CTE, which is determined in people with a history of repeated head trauma, can currently be detected only after death through an autopsy.

Researchers cannot develop treatments for CTE, as they are not able to diagnose the disease in living patients

Researchers observed that the biomarker, the protein CCL11, is expected to help recognize CTE from Alzheimer’s disease, which frequently often presents with symptoms similar to CTE.

The diagnosing of CTE in living patients will enable to develop possible therapies for the treatment of the disease.

The study first author Dr Jonathan Cherry, along with other researchers, studied the brains of 23 former college and professional football players.

During the study, the researchers compared them to the brains of 50 nonathletes with Alzheimer’s disease and 18 nonathlete controls.

They determined baseline levels of CCL11 in the brains of the nonathlete controls and the nonathletes with Alzheimer’s disease, while the CCL11 levels were significantly raised in the brains of people with CTE.

Researchers have taken the postmortem samples of the cerebrospinal fluid (CSF) from four of the control individuals, seven of the people with CTE, and four of the people with Alzheimer’s.

They detected that CCL11 levels in the CSF were similarly normal in the control individuals and people with Alzheimer’s, but advanced in those people with CTE.

BU’s CTE Center director and study senior author Ann McKee said: “This is a step forward from our knowledge gained in understanding CTE from brain donations.

“It’s a hopeful step. The whole point is to understand as much as we can from the individuals who’ve fallen, so we can apply it to our future veterans and athletes.”
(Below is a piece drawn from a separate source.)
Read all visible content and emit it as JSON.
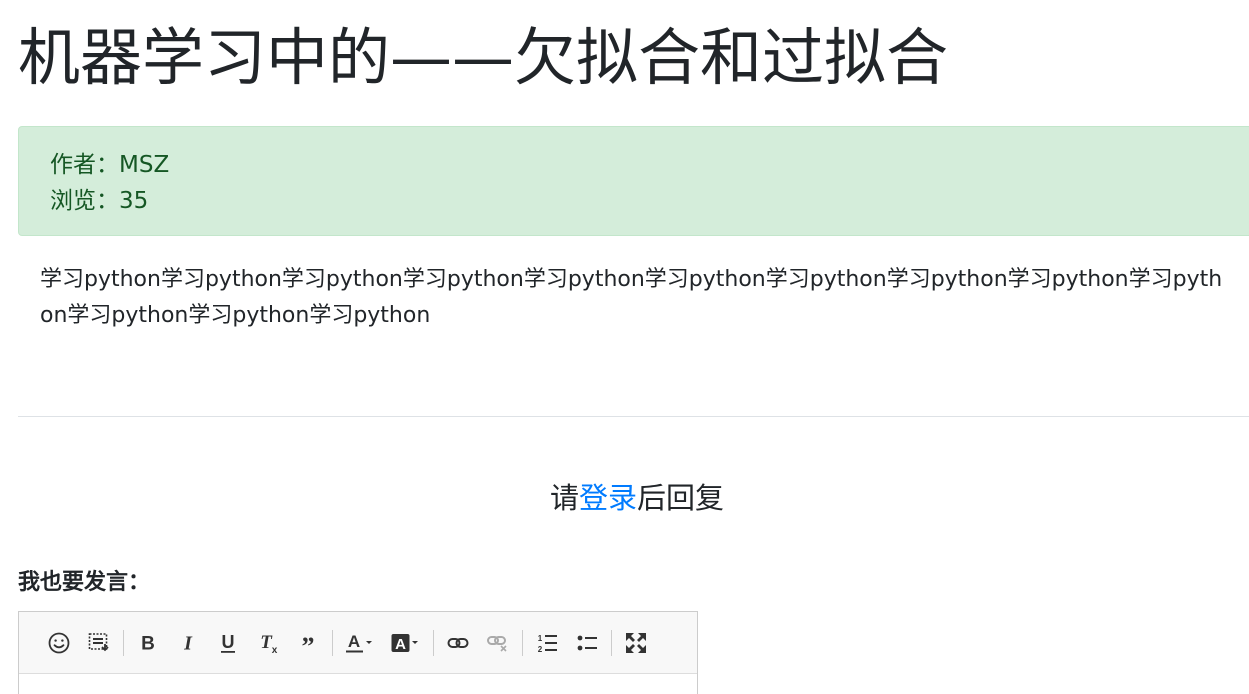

Image: A sample of normal brain tissue (top, left), alongside samples showing mild and severe CTE. Photo: courtesy of Ann McKee.